Hayman said others have pushed the idea that Darwin was stricken with a parasite while exploring South America on his famous Beagle voyage. (Of course, Darwin's scientific ideas have stood the test of time, and the nature of his illness has no bearing on the soundness of evolution.)

The Chagas disease diagnosis is not new, said Darwin biographer Tim Berra. It was first proposed in 1959, he said. It seemed a likely culprit because Darwin recorded being bitten by the bloodsucking insect known to carry it, a triatomid.

The problem with the Chagas-disease explanation, said Hayman, is that Darwin recorded suffering his major symptoms as a student, before his voyage. And a single bite from the triatomid isn't usually enough to bring on the disease, he said.

Another physician citing CVS as the major culprit is University of Missouri gastroenterologist David Fleisher, who first realized this condition could affect adults.
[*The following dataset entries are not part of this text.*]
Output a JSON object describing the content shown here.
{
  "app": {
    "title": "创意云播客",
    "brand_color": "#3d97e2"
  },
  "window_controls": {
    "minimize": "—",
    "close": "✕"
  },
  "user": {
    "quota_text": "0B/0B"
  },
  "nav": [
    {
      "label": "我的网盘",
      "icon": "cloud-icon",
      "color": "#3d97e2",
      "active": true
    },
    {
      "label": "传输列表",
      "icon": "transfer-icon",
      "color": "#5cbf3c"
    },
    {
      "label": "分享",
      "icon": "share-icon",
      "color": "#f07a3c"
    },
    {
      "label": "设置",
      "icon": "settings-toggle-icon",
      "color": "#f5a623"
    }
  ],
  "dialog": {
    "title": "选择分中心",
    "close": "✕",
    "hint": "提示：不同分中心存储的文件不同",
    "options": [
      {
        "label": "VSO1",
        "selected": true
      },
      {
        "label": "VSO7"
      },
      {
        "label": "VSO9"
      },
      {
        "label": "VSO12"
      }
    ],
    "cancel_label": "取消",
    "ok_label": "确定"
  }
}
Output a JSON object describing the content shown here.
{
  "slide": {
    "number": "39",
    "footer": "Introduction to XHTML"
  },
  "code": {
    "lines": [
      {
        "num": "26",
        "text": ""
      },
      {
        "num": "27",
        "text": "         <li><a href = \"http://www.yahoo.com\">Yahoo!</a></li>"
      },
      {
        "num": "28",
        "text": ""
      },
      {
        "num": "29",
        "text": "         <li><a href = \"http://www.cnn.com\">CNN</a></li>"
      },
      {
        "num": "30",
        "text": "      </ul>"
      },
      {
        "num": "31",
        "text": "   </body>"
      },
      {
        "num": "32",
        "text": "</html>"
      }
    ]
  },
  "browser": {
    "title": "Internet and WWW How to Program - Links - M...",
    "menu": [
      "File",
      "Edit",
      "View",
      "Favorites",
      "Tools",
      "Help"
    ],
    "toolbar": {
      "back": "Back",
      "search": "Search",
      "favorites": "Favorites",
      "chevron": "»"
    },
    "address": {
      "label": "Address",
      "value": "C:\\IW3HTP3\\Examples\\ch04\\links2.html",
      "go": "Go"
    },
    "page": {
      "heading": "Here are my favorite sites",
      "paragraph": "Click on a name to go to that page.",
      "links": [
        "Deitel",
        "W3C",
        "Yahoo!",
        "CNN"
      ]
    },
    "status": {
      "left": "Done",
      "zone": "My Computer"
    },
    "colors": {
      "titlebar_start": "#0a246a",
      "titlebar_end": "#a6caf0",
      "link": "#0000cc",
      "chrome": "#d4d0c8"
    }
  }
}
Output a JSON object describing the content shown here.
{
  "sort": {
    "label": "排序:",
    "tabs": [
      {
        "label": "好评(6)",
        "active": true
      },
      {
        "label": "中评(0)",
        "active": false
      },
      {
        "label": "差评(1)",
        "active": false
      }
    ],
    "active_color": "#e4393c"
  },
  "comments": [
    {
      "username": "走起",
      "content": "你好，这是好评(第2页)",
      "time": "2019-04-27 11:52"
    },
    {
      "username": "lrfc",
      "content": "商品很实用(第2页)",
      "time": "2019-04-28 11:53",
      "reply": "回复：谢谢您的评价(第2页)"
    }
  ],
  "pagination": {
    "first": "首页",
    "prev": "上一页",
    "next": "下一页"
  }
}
Fleisher said he was reading Darwin's autobiography when he realized that the symptoms Darwin described were remarkably similar to those of his patients. Until recently, Fleisher said, CVS was considered a childhood disease, but he started observing it in adults and published the first paper on adult CVS in 2005.

"It can do horrific things to people," he said. The nausea and vomiting can be as severe as acute food poisoning but can persist for days. "Some people lose their ability to keep a job or go to college."

Many patients with CVS are misdiagnosed and undergo unnecessary surgeries such as gall bladder removal. Fleisher said it's so seldom properly diagnosed that he can't give a good estimate of the incidence.

As Fleisher began to lecture on his discovery of adult CVS, he said, he also spoke on the possible connection to Darwin's mystery symptoms.

Hayman came to a similar conclusion after reading about adult cyclic vomiting. "It was extraordinary how well things matched," he said. CVS, he said, is also associated with motion sickness, eczema, and even flatulence, all of which Darwin reported.

Darwin also noted that when he felt joint pain and got eczema, his gastrointestinal problems and fatigue subsided, which is a common pattern in CVS, Hayman said.

In 2009, Hayman published his ideas on Darwin and CVS in the British Medical Journal. In that paper, he also argued that the root of Darwin's CVS was deep in his cells, a flaw in microscopic structures called mitochondria.

Mitochondria are considered the engines of the cell, critical for converting food into energy. They carry their own DNA and are present only in eggs, not sperm, so they're passed down through maternal lines.
Researchers have identified a number of mitochondrial disorders, which can stem from mutations in the mitochondria's own DNA, or the main "nuclear" DNA in a cell.

Hayman said that Darwin's mother suffered from motion sickness, boils, and other symptoms, which could suggest that faulty mitochondria were being passed down in his family's maternal lineage.

Fleisher says he agrees that CVS alone is enough to account for Darwin's symptoms, but he's skeptical of the role of mitochondrial disease.

He said it's not clear yet whether mitochondrial defects lie at the root of CVS. He also sees a greater interplay of the body and mind than does Hayman. In his patients, he said, there's a link between emotional stress and flare-ups, just as Darwin recorded over his lifetime.

Darwin also recorded that happy anticipation would trigger illness, whether it was seeing two concerts in one day or getting a visit from fellow voyagers on the Beagle.

Fleisher said he's an avid admirer of Darwin's ideas and his gracious manner.

While they disagree over the role of mitochondrial dysfunction, Hayman and Fleisher both wish that CVS attracted more attention so it could be better diagnosed and managed.

The name cyclic vomiting syndrome is not one that attracts sympathy or funding, Hayman said. He'd like to change it to Intermittent Mitochondrial Failure (IMF), though that's unlikely to occur unless science agrees on a mitochondrial cause.

In the meantime, how about Darwin's disease?

Contact staff writer Faye Flam at 215-854-4977 or fflam@phillynews.com

Go online to discuss evolution with Faye Flam at www.philly.com/evolution